Documentary of the Future
After watching The Wandering Earth, Liu Cixin told Guo Fan that the ideal appearance of science fiction in his mind should be like a documentary of future history to make it more meaningful. “When shooting the second film, we tried to produce a ‘documentary of the future,’ which was an important goal this time,” Guo Fan said.
To make the details of the film as authentic and rich as a documentary, Guo invited more than 20 scientists from institutions including the Chinese Academy of Sciences to serve as advisors for film production. Many cutting-edge technologies depicted in The Wandering Earth II are based on real developments. And the more imaginative scenes were carefully arranged one by one.

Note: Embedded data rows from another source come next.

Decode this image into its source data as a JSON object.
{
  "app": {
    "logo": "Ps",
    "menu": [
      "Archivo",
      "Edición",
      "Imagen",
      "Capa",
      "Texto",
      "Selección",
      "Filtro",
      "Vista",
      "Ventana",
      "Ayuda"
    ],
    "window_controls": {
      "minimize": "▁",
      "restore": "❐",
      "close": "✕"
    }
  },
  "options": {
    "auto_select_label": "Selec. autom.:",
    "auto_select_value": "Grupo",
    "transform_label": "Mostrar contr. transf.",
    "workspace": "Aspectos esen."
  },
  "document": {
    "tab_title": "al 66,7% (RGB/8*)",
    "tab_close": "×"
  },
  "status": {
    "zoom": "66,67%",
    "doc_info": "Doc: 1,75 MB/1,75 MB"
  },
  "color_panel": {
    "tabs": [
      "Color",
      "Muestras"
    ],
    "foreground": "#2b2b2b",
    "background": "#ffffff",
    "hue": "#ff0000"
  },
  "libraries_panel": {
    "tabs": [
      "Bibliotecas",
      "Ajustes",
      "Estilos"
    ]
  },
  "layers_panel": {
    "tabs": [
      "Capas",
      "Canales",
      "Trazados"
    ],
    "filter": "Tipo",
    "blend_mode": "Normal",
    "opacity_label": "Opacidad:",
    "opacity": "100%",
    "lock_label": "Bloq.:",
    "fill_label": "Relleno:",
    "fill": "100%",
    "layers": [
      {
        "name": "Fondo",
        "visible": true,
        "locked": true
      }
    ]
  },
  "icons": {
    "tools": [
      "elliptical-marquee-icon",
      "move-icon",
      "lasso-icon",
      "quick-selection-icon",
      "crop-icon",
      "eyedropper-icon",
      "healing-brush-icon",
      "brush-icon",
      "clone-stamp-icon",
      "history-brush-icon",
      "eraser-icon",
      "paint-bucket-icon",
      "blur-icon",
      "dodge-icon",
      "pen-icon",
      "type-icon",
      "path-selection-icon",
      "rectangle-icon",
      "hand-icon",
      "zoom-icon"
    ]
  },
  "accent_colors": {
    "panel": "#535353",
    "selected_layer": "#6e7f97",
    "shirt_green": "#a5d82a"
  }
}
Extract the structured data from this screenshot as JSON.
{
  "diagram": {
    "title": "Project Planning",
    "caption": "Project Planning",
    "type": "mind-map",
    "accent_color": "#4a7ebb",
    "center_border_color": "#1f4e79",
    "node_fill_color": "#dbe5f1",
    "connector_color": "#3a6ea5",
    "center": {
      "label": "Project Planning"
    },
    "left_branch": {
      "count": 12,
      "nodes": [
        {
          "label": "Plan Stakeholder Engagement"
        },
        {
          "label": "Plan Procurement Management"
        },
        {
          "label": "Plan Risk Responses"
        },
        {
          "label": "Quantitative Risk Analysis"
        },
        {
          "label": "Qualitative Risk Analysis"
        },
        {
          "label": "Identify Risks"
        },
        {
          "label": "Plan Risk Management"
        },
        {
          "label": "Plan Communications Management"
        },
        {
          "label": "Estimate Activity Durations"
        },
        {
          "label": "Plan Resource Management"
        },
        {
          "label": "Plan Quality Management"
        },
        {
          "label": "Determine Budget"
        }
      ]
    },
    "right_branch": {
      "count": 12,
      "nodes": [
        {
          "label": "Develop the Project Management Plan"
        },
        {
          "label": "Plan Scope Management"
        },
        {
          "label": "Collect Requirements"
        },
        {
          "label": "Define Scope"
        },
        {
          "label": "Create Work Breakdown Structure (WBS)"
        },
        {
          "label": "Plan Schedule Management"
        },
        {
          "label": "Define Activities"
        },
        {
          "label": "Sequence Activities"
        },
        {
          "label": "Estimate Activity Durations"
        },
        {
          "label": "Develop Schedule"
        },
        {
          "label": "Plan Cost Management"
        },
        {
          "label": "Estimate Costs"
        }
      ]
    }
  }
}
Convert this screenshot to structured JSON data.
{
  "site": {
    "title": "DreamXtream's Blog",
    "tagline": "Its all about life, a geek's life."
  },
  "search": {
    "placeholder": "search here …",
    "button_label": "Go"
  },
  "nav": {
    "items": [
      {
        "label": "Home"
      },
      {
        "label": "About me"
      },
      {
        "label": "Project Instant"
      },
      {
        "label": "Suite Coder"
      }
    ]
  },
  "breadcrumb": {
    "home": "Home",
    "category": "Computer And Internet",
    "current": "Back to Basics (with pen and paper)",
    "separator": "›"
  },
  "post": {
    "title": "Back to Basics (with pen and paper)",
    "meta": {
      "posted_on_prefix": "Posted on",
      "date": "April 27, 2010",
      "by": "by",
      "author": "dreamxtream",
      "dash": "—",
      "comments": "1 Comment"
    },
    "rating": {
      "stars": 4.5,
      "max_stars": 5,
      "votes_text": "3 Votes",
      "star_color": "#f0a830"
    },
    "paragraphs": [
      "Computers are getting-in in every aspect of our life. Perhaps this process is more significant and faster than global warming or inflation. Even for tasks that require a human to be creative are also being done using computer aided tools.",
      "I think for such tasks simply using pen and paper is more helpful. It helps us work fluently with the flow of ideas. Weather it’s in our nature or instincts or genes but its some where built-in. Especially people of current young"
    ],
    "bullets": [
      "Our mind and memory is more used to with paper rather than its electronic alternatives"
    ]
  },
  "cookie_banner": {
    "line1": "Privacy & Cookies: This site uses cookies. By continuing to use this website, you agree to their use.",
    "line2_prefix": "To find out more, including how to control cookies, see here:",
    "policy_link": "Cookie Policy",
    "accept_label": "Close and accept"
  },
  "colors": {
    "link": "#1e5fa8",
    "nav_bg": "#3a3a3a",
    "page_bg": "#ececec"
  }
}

Viewers were shocked by a space elevator stretching hundreds of kilometers from Earth to space and a giant space station falling from the sky with a massive ocean splash.
Moreover, the film introduced fundamental changes in art settings and props production. The impressive planetary propellers in the previous film were optimized in all aspects with amazing details and a more magnificent appearance. The improved spacesuit designed and produced by the prop team appeared more realistic. Combined, such details create a vivid and credible world for a sci-fi narrative.
Guo Fan suggested that realization of imagination in the film is closely related to the country’s real economy and industry. He noted that many of the transformable engineering machines used by the UEG in The Wandering Earth II was made by Xuzhou Construction Machinery Group, a leading Chinese producer of construction machinery. “In addition to heavy machinery, we also excel at producing delicate and precise electronic devices,” said Guo.
As a sci-fi fan as well as a film director, Guo Fan knows how unique sci-fi films are and believes they can only be as strong as the country supporting them. “China’s technological advancements and growing national strength have given us more confidence to shoot sci-fi films,” he said. “The best days of Chinese sci-fi films are likely right around the corner.”